ANAHEIM, Calif. -- Pitchers would like to tell you that nothing fazes them. That one start has no bearing on the next and that outside factors have no effect on their performance.
This, of course, is what they tell themselves and others but it’s not always true.
Pitchers, as much as they’d like to deny it, are just as human as everybody else. Success and failure within a rotation can sometimes be as contagious as the flu in an office. Suddenly giving up home runs can be infectious if you allow it to get out of hand.
“When you’re seeing the other starters pitch good, in your mind you think, ‘Oh, it’s not that hard. It’s possible to get these guys out,’” said Los Angeles Angels pitcher Zack Greinke. “Whereas when they don’t, it’s the opposite. Say against Detroit, in the first game they score eight runs and in the second they score six and you’re thinking, ‘Man, this is going to be tough.’ When you see other guys doing good, it makes you feel more confident going in.”
The newfound confidence of the Angels after sweeping the Oakland A’s and Detroit Tigers, the first back-to-back series sweeps this season for the team, stems directly from their surging pitching staff. As much as the staff was blamed for the Angels’ downfall after the All-Star break, no group deserves more credit for the team winning six straight and 11 of 12 since Aug. 28.
“I’m excited about what our pitchers are doing,” Angels manager Mike Scioscia said. “What our pitching staff has done over these last 20 games is remarkable. It can be contagious. We have enough front-line pitchers on the staff when you look at Zack and Danny Haren, who has been a No. 1 before, and [Jered] Weaver and C.J. [Wilson]. These guys take pride in going out there and stopping a streak if it’s happening. They want to turn things around. Unfortunately, for a long time we weren’t getting any consistent starts and now they’re much more comfortable in making their pitches out there.”
In August the Angels’ pitchers had the worst ERA in all of baseball at 5.68, but so far in September they have the best ERA in the majors at 1.65. It is a dramatic one-month jump that could save the Angels’ season, if it continues.
“I thought it was going to be like this the whole time,” Greinke said. “Our pitching staff is so talented. It’s pretty amazing. I just expected to be good right away. It was a little surprising but I was struggling too. Every team goes through it but you just have to battle through it and we have.”
Before this run for the Angels, who are now a season-high 14 games over .500 and one game out of the final wild-card spot, Scioscia would have constant team meetings to remind his players to relax and play within themselves. He knew the talent was there for this team to be so much better than the way they were performing.
“I think this current stretch we’re on has definitely let some guys exhale and maybe get some frustration out of the clubhouse,” Scioscia said. “I think particularly on the pitching side because when you’re evaluating our club and why we really lost ground from the All-Star break until we started playing better during this stretch it’s very clear what it was. We just weren’t getting the pitching that we anticipated from our starters and that put a strain on our bullpen.”

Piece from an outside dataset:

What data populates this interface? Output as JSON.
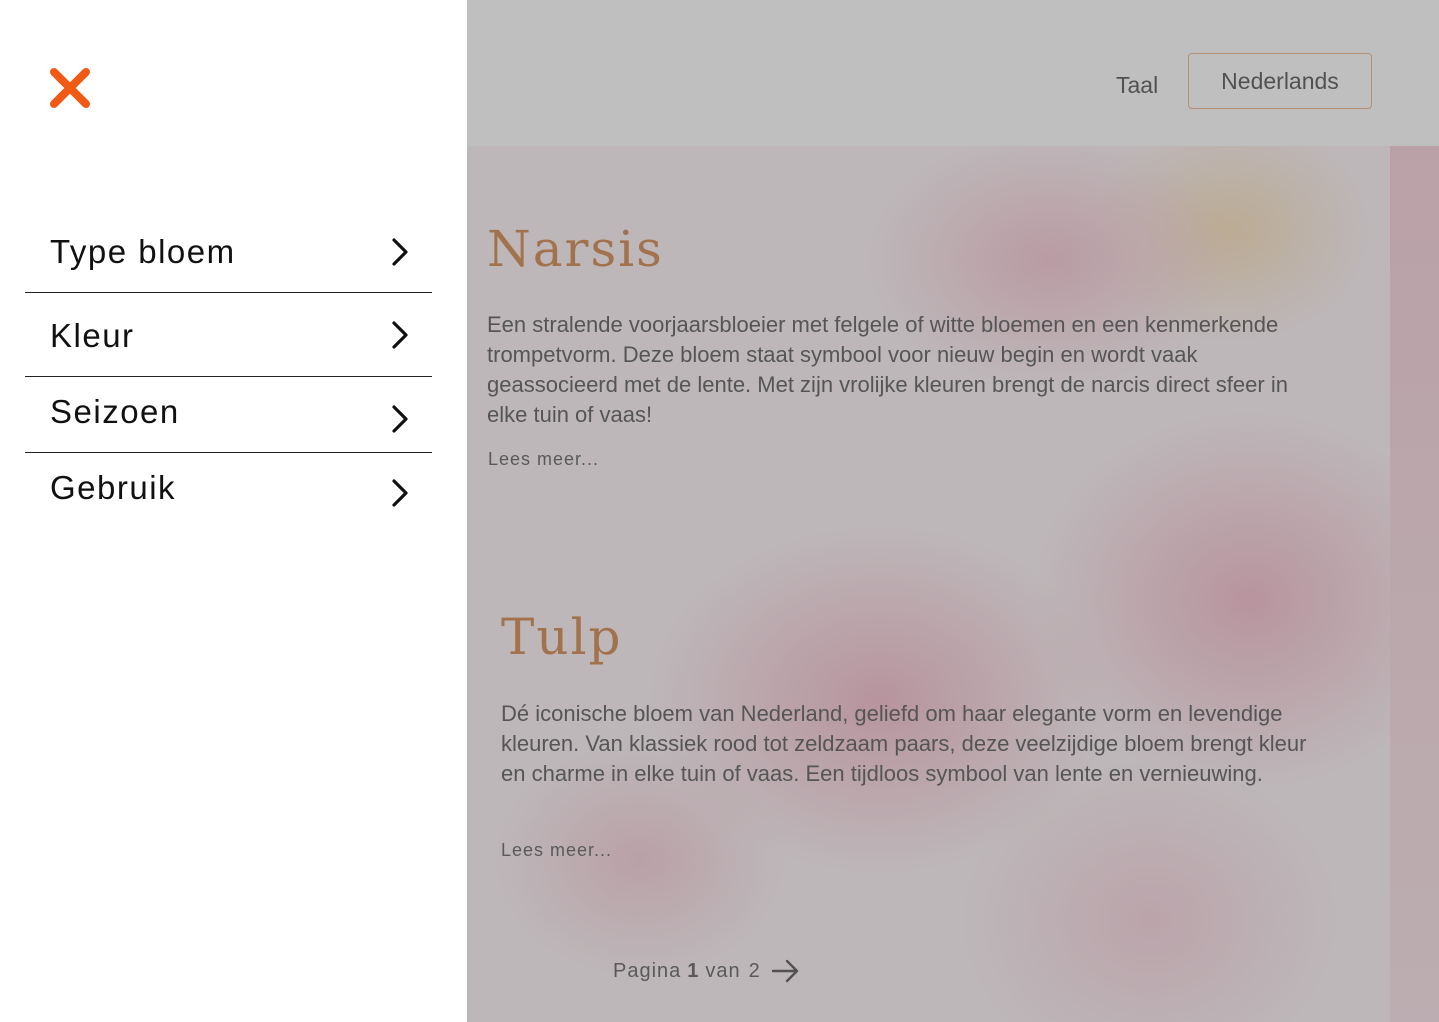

Scioscia had long ago stated that the Angels’ bullpen wasn’t really in a position to be tested early and often. He needed his starters to go seven innings to feel comfortable. Until recently, that was rarely the case.
“I think it was an extreme stretch of four guys struggling to an extreme extent,” Scioscia said. “These guys weren’t pitching nearly to their capabilities. So as we didn’t put up the wins we had anticipated there was some frustration that was growing in our clubhouse, much like there was at the beginning of the season and it started to come back again after the All-Star break.”
The Angels’ bullpen was absolutely atrocious in August before the Angels’ turnaround. They had a 7.17 ERA and eight blown saves last month. Not only was it beginning to take a toll on the team in the standings but also in the clubhouse, where the offense was putting up enough runs to win games but watching those leads evaporate late.
“I think the confidence level of our club is higher because of the performance of our pitchers and our offense has continued to move forward,” Scioscia said. “That has alleviated a lot of the frustration that was slowly stating to brew in the clubhouse. Guys understood we had a good team but we were not performing the way we needed to.”
Scioscia was always confident his pitchers would turn it around. He was just hopeful that it would come with enough time left in the season for the Angels to make a playoff push. With 22 games left in the season and 13 of their next 16 at home, they might have come around at just the right time.
“There’s no doubt from a talent level and what their track record says, you felt that those guys were going to turn it around,” Scioscia said. “Each guy had a different set of circumstances. It wasn’t one thing where you said this is why these guys are struggling. There were some tangible things with each guy that needed to be worked out. Whether it was a mechanical thing or maybe an injury or whatever it was. When you looked at each individual case you had a lot of optimism that they were going to be able to turn it around and we’ve seen it.”